Numbers aside, Jeff completely missed the premise of the proposal for municipal districts. If Maine moved toward municipal districts or something like them, the engine for the savings would be embedded in their very structure. A rational decision by local decision-makers in a municipal jurisdiction of 100 to 250 square miles will be different than a rational decision in a jurisdiction of 30 or 40 square miles.
Faced with a question of whether to close a school in one town and build a brand new one in the next town over, or to build new public safety buildings a few miles apart, or to have separate dispatch and assessment services, the rational answer will change. There are simply more opportunities to avoid duplication in staffing and facilities and to take advantage of scale.
No one knows for sure what the savings would be. On the municipal side, they likely would be greatest in regions where more and more towns are passing the 2,500 or 3,500 population marks – the point at which suburban services and paid staffs really start to kick in, and redundancy takes off. Twenty-seven percent of all Maine towns now exceed 2,500, including 20% with more than 3,500.
But there is a way to find out. Let’s ask the state to conduct a pilot program. Backed by generous financial incentives, the state would ask for competitive proposals from interested groups of towns, select the best two and track the results. In my speaking around the state, I think some towns are ready. What do you say?

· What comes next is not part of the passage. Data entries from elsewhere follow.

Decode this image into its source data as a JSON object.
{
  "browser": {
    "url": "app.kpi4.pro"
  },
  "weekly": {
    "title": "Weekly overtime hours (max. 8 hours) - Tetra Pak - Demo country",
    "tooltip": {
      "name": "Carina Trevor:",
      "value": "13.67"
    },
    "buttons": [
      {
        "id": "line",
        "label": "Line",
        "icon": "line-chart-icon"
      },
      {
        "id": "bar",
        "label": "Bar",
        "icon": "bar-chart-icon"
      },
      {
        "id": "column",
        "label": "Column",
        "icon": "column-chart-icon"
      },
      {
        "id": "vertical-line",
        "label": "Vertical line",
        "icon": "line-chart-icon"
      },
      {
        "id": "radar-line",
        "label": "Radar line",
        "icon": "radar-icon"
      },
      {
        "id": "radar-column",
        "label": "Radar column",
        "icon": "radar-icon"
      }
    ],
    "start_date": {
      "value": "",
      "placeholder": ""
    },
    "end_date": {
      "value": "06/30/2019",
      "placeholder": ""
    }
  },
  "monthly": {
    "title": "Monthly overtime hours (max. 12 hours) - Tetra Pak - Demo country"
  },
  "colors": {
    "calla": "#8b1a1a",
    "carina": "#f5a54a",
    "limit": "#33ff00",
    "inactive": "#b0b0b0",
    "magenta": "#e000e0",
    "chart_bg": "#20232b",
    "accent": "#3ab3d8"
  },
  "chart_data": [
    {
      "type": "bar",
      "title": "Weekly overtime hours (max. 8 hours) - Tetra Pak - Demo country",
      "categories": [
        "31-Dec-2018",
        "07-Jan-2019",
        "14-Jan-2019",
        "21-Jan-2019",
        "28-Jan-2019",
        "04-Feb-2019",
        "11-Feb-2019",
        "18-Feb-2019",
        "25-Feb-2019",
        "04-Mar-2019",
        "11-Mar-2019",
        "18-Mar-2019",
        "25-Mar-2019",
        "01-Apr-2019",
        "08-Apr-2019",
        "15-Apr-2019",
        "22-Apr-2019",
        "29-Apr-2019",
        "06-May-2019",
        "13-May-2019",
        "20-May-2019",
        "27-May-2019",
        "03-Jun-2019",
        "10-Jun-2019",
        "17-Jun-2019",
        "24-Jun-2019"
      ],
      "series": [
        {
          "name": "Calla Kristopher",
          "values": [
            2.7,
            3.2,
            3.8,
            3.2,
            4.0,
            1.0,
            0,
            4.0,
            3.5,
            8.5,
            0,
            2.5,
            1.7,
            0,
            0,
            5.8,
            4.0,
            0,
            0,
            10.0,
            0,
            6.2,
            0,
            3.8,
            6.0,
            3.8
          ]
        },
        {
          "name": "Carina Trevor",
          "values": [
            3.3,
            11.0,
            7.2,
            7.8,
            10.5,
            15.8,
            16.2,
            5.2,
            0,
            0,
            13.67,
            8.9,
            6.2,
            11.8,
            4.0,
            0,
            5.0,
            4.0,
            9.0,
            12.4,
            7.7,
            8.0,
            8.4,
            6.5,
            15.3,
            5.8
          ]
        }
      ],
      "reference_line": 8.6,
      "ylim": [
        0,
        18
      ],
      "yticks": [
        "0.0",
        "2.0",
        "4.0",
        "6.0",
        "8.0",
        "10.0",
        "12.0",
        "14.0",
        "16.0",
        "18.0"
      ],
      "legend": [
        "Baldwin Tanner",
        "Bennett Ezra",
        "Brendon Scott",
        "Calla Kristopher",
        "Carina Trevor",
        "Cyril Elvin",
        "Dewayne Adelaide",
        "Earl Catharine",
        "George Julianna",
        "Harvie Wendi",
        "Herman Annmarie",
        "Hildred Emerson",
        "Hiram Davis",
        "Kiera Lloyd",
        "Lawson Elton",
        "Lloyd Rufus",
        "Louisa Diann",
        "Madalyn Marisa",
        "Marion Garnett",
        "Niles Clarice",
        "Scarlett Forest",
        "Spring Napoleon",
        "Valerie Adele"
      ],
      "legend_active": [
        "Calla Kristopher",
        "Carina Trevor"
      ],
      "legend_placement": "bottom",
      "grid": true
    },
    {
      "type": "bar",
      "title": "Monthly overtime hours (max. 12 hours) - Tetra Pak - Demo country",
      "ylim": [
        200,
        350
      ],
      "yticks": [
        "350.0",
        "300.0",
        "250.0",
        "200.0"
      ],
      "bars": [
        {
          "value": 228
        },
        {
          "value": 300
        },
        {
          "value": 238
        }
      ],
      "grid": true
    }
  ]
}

Meanwhile, thanks for keeping the issue alive. A year-and-a-half later, I thought it might be dead. And those footnotes? There were 30 of them. How in the world did Jeff miss 30 footnotes?
JEFF AUSTIN’S REPLY: Evan Richert just doesn’t seem to get it. The reason for my article was to shed additional light on the FTE “gap” that Richert claimed existed between Maine and our peers. I believe that Richert misused Census data to justify a radical restructuring of local government in Maine and that the Portland Press Herald picked up on his conclusions without properly analyzing his research and the data upon which it was based.
Furthermore, I believe the FTE gap and Richert’s “bigger is better” proposal are totally unrelated. Whatever its merits or flaws, Richert’s approach is in no way justified by the Census data.
Unfortunately, in the above “Letter to the Editor”, Richert spends most of his time defending his regionalism idea rather than addressing my contention that he misused the data. His reference to higher education services being delivered differently in the “peer” states is weak because it was never mentioned in his original research. It’s ironic that he now wants to factor out higher education provided by local governments in the peer states, but says it’s inappropriate to make comparisons between municipal services provided by Maine communities (and to what degree they are provided) and those provided by local governments in his peer states. [I am aware that in one of his peer states, West Virginia, municipalities have virtually no road maintenance responsibilities… they are handled almost entirely by the State.]
Richert’s response has several inaccuracies, but rather than having a back and forth, ongoing debate, let’s look at some quotes from a column on this very topic written by Economist Charles Lawton in the Portland Press Herald last July.
“For local government in Maine, education is the 800 pound gorilla . . . fully 74 percent [of local FTEs] were in education.”
“The overwhelming importance of education in Maine’s local government is seen even more clearly in comparing [Maine local FTEs] to the U.S. average. For every category of employment except education, Maine had a lower share than the national average.”
This last comment was my exact point. The Census data regarding local government FTEs doesn’t point a finger at municipal service delivery costs in Maine. For anyone willing to take an unbiased look at the data, it clearly shows that Maine is more committed to its schools than our peers. Using the Census data to justify a radical restructuring of municipal service delivery in Maine is not substantiated by the facts.